I would lift twice weekly. Every morning I would get up at 5 am to do 60 minutes of martial arts. In 1978 I reconnected with Hugh Cassidy. I went to see him at a strength seminar he was putting on at the University of Maryland. He recognized me immediately and greeted me warmly. He was impressive: now 40-something, Hugh had reduced his bodyweight from 300 down to a rock hard, bodybuilder-ish 195-pounds. He invited me to come train at his mini-farm in rural Maryland. Now I had two fabulously credentialed mentors: each man was a legend in his respective universe and each man was a highly regarded professional writer. I had long wanted to try my hand at article writing.
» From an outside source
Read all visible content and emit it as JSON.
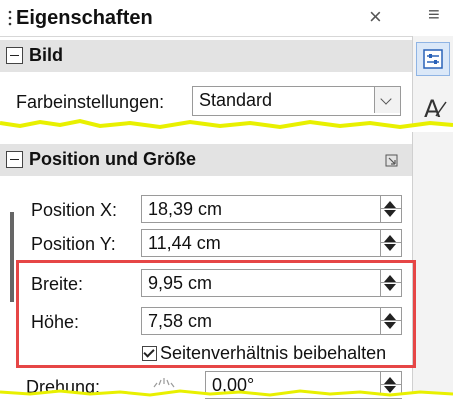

Both men would influence and guide me athletically and equally important, both would guide and influence me in my writing career. For the next five years I settled in, settled down and immersed myself in the disparate physical arts: one physical art, powerlifting, was the yang essence of yang and the other, the Chinese internal martial arts, was the yin essence of yin. They say opposites attract and I felt I was squaring this yin/yang circle. I was fired up to write about my discoveries in a compelling and persuasive way. My first published article was co-written with Cassidy and published in 1979. Since then I have written over 1,000 published articles.
In fairly short order I morphed from an out of shape, skinny-fat 190 pounds into a rock hard and scary 225. My squat went from 400 to 700. Smith was enthused as I muscled up; he felt I was "far better" insofar as my progress and performance in the three fighting styles when I was bigger, leaner and fitter. I had never been more supple and pliable in my life. The two extremes were forging my body and molding my mind and my changing my perspective. I stayed in this groove for a long time, marinating in wisdom at the feet of real Masters. I learned everything and this period formed the foundation for everything I think and believe 40 years later.
About the Author
As an athlete Marty Gallagher is a national and world champion in Olympic lifting and powerlifting. He was a world champion team coach in 1991 and coached Black's Gym to five national team titles. He's also coached some of the strongest men on the planet including Kirk Karwoski when he completed his world record 1,003 lb. squat. Today he teaches the US Secret Service and Tier 1 Spec Ops on how to maximize their strength in minimal time. As a writer since 1978 he’s written for Powerlifting USA, Milo, Flex Magazine, Muscle & Fitness, Prime Fitness, Washington Post, Dragon Door and now IRON COMPANY. He’s also the author of numerous books including Purposeful Primitive, Strong Medicine, Ed Coan’s book “Coan, The Man, the Myth, the Method" and numerous others. Read the Marty Gallagher biography here.